By Zachary A. Goldfarb and Binyamin Appelbaum
Washington Post Staff Writers
Thursday, May 21, 2009
The chairman of the Securities and Exchange Commission yesterday pushed back against the possibility that her agency might lose regulatory control over mutual funds to a new federal commission on consumer financial products.
As reports emerge that the Obama administration is discussing the creation of such a commission, SEC Chairman Mary L. Schapiro argued that her agency has the right experience to continue regulating investor products such as mutual funds. "It's not a discrete thing to get moved away without damaging the fabric of the entire investment protection regime that is built up over many years here," she said.
Schapiro's remarks are likely to presage an intense debate over the future of financial regulation. A major business lobby yesterday expressed skepticism about adding a layer of regulation. Meanwhile, prominent consumer groups, which have long argued that regulatory agencies have not adequately protected consumers from risky mortgages and tricky credit cards, welcomed the idea of a new commission.
"This is by far the best idea that has surfaced in the last decade on how to protect financial consumers and the economy from many of the problems we've seen," said Travis Plunkett, director of legislative and regulatory affairs for the Consumer Federation of America.
Administration officials have been weighing the creation of a commission that would consolidate oversight of a range of financial products marketed to consumers, possibly including credit cards, mortgages and mutual funds. Regulation of consumer financial products is currently distributed among a patchwork of federal agencies.
Plunkett said consumer protection has long been an afterthought for regulators, who are primarily interested in the financial profitability of firms they oversee. "If you rein in risky lending, they're less profitable. If they're less profitable, their balance sheets are less strong," he said.
The U.S. Chamber of Commerce, the nation's largest business lobby, supports plugging gaps in consumer protections, but has expressed concern about any proposal that would siphon consumer protections into a separate agency. Along with other groups, including the Mutual Fund Directors Forum, the chamber is wary of removing the SEC's authority over mutual funds.
"What you want is regulators who really know the businesses they're regulating. Defusing expertise among regulators is not a good idea," said David Hirschmann, president of the Center for Capital Markets Competitiveness at the U.S. Chamber of Commerce.
Harvard University law professor Elizabeth Warren, chairwoman of the Congressional Oversight Panel on economic recovery, has long advocated for the creation of a consumer financial products commission. Her proposal is serving as a launching point for much of the discussion.
In an interview yesterday, she said the central problem is that consumers are unable to make informed financial decisions because the most relevant information often is concealed or obscured.
"I could hand you five credit cards, and the odds are good that neither one of us could figure out which one would be best for you," she said. "What the financial products safety commission is about, is just making these products easy to read, so that you can look at credit card A, B and C and understand what the differences are."

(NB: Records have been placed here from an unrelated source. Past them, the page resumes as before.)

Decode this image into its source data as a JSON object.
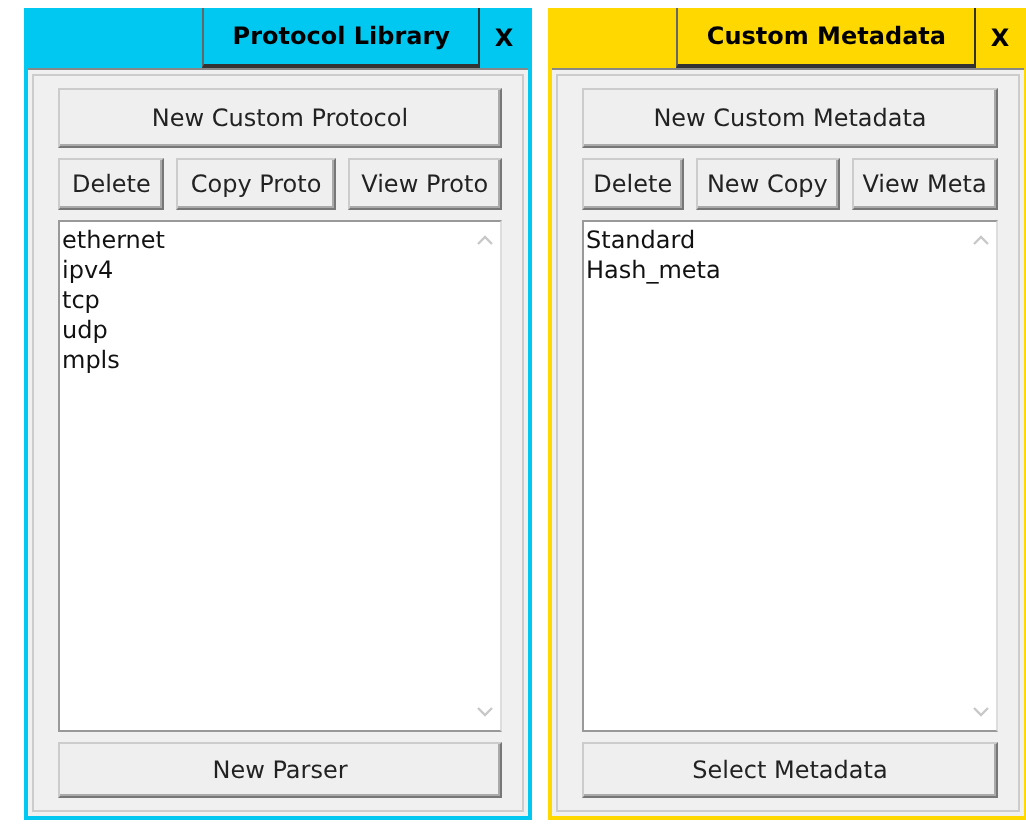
{
  "panels": [
    {
      "title": "Protocol Library",
      "close": "X",
      "color": "#00c8f0",
      "main_button": "New Custom Protocol",
      "buttons": [
        "Delete",
        "Copy Proto",
        "View Proto"
      ],
      "items": [
        "ethernet",
        "ipv4",
        "tcp",
        "udp",
        "mpls"
      ],
      "bottom_button": "New Parser"
    },
    {
      "title": "Custom Metadata",
      "close": "X",
      "color": "#ffd800",
      "main_button": "New Custom Metadata",
      "buttons": [
        "Delete",
        "New Copy",
        "View Meta"
      ],
      "items": [
        "Standard",
        "Hash_meta"
      ],
      "bottom_button": "Select Metadata"
    }
  ]
}
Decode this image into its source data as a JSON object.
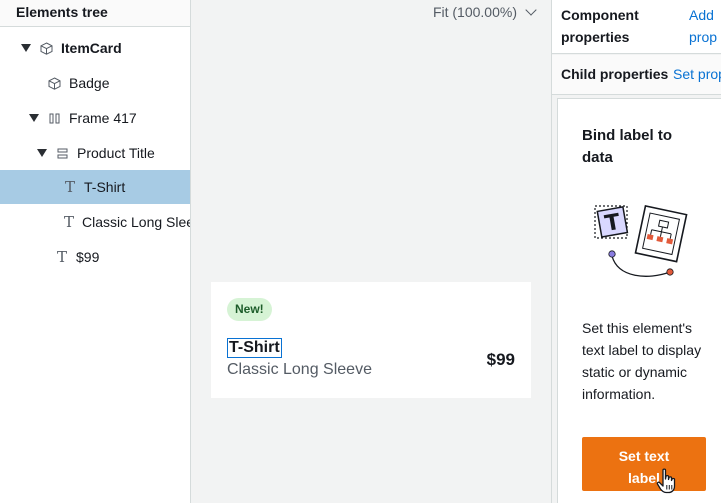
{
  "elements_tree": {
    "header": "Elements tree",
    "items": [
      {
        "label": "ItemCard",
        "icon": "component-cube-icon",
        "expanded": true,
        "bold": true
      },
      {
        "label": "Badge",
        "icon": "component-cube-icon"
      },
      {
        "label": "Frame 417",
        "icon": "frame-columns-icon",
        "expanded": true
      },
      {
        "label": "Product Title",
        "icon": "frame-rows-icon",
        "expanded": true
      },
      {
        "label": "T-Shirt",
        "icon": "text-icon",
        "selected": true
      },
      {
        "label": "Classic Long Sleeve",
        "icon": "text-icon"
      },
      {
        "label": "$99",
        "icon": "text-icon"
      }
    ]
  },
  "canvas": {
    "zoom_label": "Fit (100.00%)",
    "card": {
      "badge": "New!",
      "title": "T-Shirt",
      "subtitle": "Classic Long Sleeve",
      "price": "$99"
    }
  },
  "properties": {
    "component_label": "Component properties",
    "component_link": "Add prop",
    "child_label": "Child properties",
    "child_link": "Set prop",
    "help": {
      "title": "Bind label to data",
      "body": "Set this element's text label to display static or dynamic information.",
      "button": "Set text label"
    }
  },
  "colors": {
    "selected_row": "#a7cbe4",
    "link": "#0972d3",
    "cta": "#ec7211",
    "badge_bg": "#d6f3d5"
  }
}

She said the sale of financial products with problematic terms was a major cause of the current recession. "This is an issue about the economic stability of our country," she said. "Remember that the financial crisis started with selling one lousy mortgage at a time, household by household."
Warren said that creating a new agency also would be a way to foster a new approach to regulation. She said it made more sense for the government to organize regulation around products rather than companies.
"Our regulations need to learn and change as the market innovates," Warren said. "Congress can outlaw practice X and practice Y, but to get real change and nuanced change takes a regulatory agency with expertise and flexibility."
Schapiro, the SEC chairman, said that the discussion over starting a consumer protection agency did not amount to a "concrete proposal" and that she hopes she and others will "be refining it."